The second item on that list, phthalates, is of particular interest to MUSC Health obstetrician-gynecologist Roger Newman. He’s been studying their possible impact on pregnant women and their unborn babies, working with scientists from the National Institute of Standards and Technology. Newman said they found prenatal exposure to phthalates appeared to have the potential to affect the genital development of some baby boys, a change that could signal later infertility and a low sperm counts.

ingredients in a bag of chips
The ingredients listed on a bag of chips include artificial colors.

He called the data from human and animal research overwhelming. “All the chemicals on this list are contributing to multiple infant, childhood and adolescent complications. The FDA must prove, rather than assume, that these endocrine-disrupting compounds are safe before allowing people to be exposed to them.”

Newman encouraged parents to take the AAP recommendations seriously. “While many of these chemicals are ubiquitous, several studies have demonstrated that consumers can dramatically reduce their exposure by being aware of, and adopting, recommendations such as those from the AAP.” 

Mack said parents should read labels and serve healthy food. “Fresh fruits and vegetables are extremely important to incorporate into a healthy diet.” 

She offered the following tips to parents:

  • Wash your hands thoroughly before and after touching food.

  • Clean all fruits and vegetables that cannot be peeled.

  • Eat less processed meat.

  • Avoid microwaving food or beverages in plastic when possible.

  • Avoid putting plastics in the dishwasher.

  • Avoid plastics with recycling codes 3 (phthalates), 6 (styrene), and 7 (bisphenols) unless they are labeled as “biobased” or “greenware.”

Mack said glass and stainless steel are good alternatives to plastic. 
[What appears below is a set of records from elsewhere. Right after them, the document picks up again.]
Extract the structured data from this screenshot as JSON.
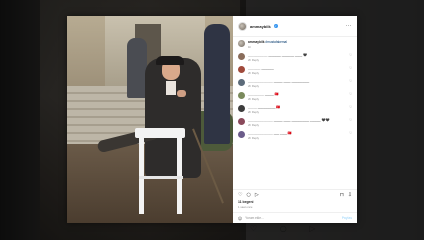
{
  "post": {
    "username": "ammaybilk",
    "caption_username": "ammaybilk",
    "caption_text": "#mustafakemal",
    "caption_meta": "1h"
  },
  "comments": [
    {
      "user": "___________",
      "text": "_______ _______ ____ 🖤",
      "meta": "2h  Reply",
      "color": "#8a6d5b"
    },
    {
      "user": "_______",
      "text": "_______",
      "meta": "2h  Reply",
      "color": "#a04a3b"
    },
    {
      "user": "______________",
      "text": "_____ ____ __________",
      "meta": "2h  Reply",
      "color": "#5c6b7a"
    },
    {
      "user": "_________",
      "text": "_____ 🇹🇷",
      "meta": "2h  Reply",
      "color": "#7a8a5c"
    },
    {
      "user": "_____",
      "text": "__________ 🇹🇷",
      "meta": "2h  Reply",
      "color": "#3d3d3d"
    },
    {
      "user": "______________",
      "text": "_____ ____ __________ ______ 🖤🖤",
      "meta": "2h  Reply",
      "color": "#8a4a5b"
    },
    {
      "user": "______________",
      "text": "___ ____ 🇹🇷",
      "meta": "2h  Reply",
      "color": "#6b5c8a"
    }
  ],
  "actions": {
    "like_icon": "♡",
    "comment_icon": "○",
    "share_icon": "▷",
    "save_icon": "⊓",
    "extra_icon": "⇩"
  },
  "likes": "11 begeni",
  "date": "1 saat once",
  "add_comment": {
    "emoji": "☺",
    "placeholder": "Yorum ekle...",
    "post_label": "Paylas"
  },
  "background": {
    "actions_text": "♡ ○ ▷"
  }
}
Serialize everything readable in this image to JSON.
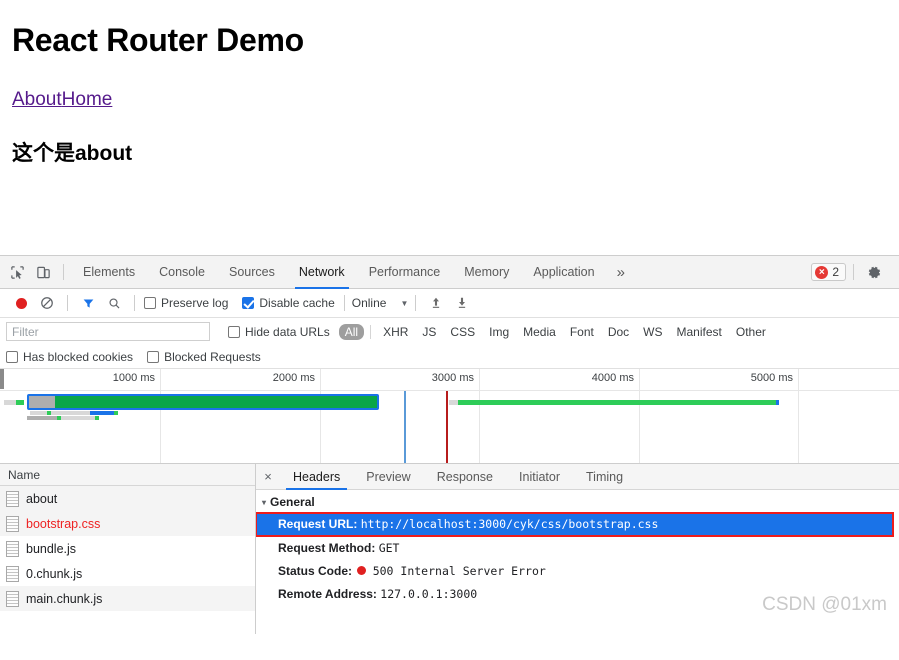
{
  "page": {
    "title": "React Router Demo",
    "links": [
      {
        "label": "About"
      },
      {
        "label": "Home"
      }
    ],
    "body_text": "这个是about"
  },
  "devtools": {
    "left_icons": [
      {
        "name": "inspect-element-icon"
      },
      {
        "name": "device-toolbar-icon"
      }
    ],
    "tabs": [
      {
        "label": "Elements",
        "active": false
      },
      {
        "label": "Console",
        "active": false
      },
      {
        "label": "Sources",
        "active": false
      },
      {
        "label": "Network",
        "active": true
      },
      {
        "label": "Performance",
        "active": false
      },
      {
        "label": "Memory",
        "active": false
      },
      {
        "label": "Application",
        "active": false
      }
    ],
    "more_tabs_glyph": "»",
    "error_badge": {
      "glyph": "×",
      "count": "2"
    },
    "settings_icon": "gear-icon",
    "controls": {
      "record_label": "record-button",
      "clear_label": "clear-button",
      "filter_label": "filter-button",
      "search_label": "search-button",
      "preserve_log": {
        "label": "Preserve log",
        "checked": false
      },
      "disable_cache": {
        "label": "Disable cache",
        "checked": true
      },
      "throttle": {
        "value": "Online",
        "caret": "▼"
      },
      "import_label": "import-har-button",
      "export_label": "export-har-button"
    },
    "filter": {
      "placeholder": "Filter",
      "value": "",
      "hide_data_urls": {
        "label": "Hide data URLs",
        "checked": false
      },
      "types": [
        {
          "label": "All",
          "selected": true
        },
        {
          "label": "XHR",
          "selected": false
        },
        {
          "label": "JS",
          "selected": false
        },
        {
          "label": "CSS",
          "selected": false
        },
        {
          "label": "Img",
          "selected": false
        },
        {
          "label": "Media",
          "selected": false
        },
        {
          "label": "Font",
          "selected": false
        },
        {
          "label": "Doc",
          "selected": false
        },
        {
          "label": "WS",
          "selected": false
        },
        {
          "label": "Manifest",
          "selected": false
        },
        {
          "label": "Other",
          "selected": false
        }
      ],
      "has_blocked_cookies": {
        "label": "Has blocked cookies",
        "checked": false
      },
      "blocked_requests": {
        "label": "Blocked Requests",
        "checked": false
      }
    },
    "overview": {
      "ticks": [
        "1000 ms",
        "2000 ms",
        "3000 ms",
        "4000 ms",
        "5000 ms"
      ]
    },
    "request_list": {
      "column_header": "Name",
      "rows": [
        {
          "name": "about",
          "error": false
        },
        {
          "name": "bootstrap.css",
          "error": true
        },
        {
          "name": "bundle.js",
          "error": false
        },
        {
          "name": "0.chunk.js",
          "error": false
        },
        {
          "name": "main.chunk.js",
          "error": false
        }
      ]
    },
    "detail": {
      "close_glyph": "×",
      "tabs": [
        {
          "label": "Headers",
          "active": true
        },
        {
          "label": "Preview",
          "active": false
        },
        {
          "label": "Response",
          "active": false
        },
        {
          "label": "Initiator",
          "active": false
        },
        {
          "label": "Timing",
          "active": false
        }
      ],
      "general": {
        "caret": "▾",
        "section_title": "General",
        "request_url_key": "Request URL:",
        "request_url_value": "http://localhost:3000/cyk/css/bootstrap.css",
        "request_method_key": "Request Method:",
        "request_method_value": "GET",
        "status_code_key": "Status Code:",
        "status_code_value": "500 Internal Server Error",
        "remote_address_key": "Remote Address:",
        "remote_address_value": "127.0.0.1:3000"
      }
    },
    "watermark": "CSDN @01xm"
  },
  "colors": {
    "accent": "#1a73e8",
    "error": "#e53935",
    "link": "#551a8b",
    "highlight_outline": "#ee1c1c",
    "waterfall_green": "#0aa648"
  }
}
Should adults be concerned about the list of chemicals, too? Mack said avoiding them is good health advice for all people, but it has a greater impact on children’s growing bodies.  

“Children eat and drink more relative to their body weight than adults, so there are more opportunities to make a healthy choice.”

 

 

 

About the Author

Helen Adams

Keywords: Pediatrics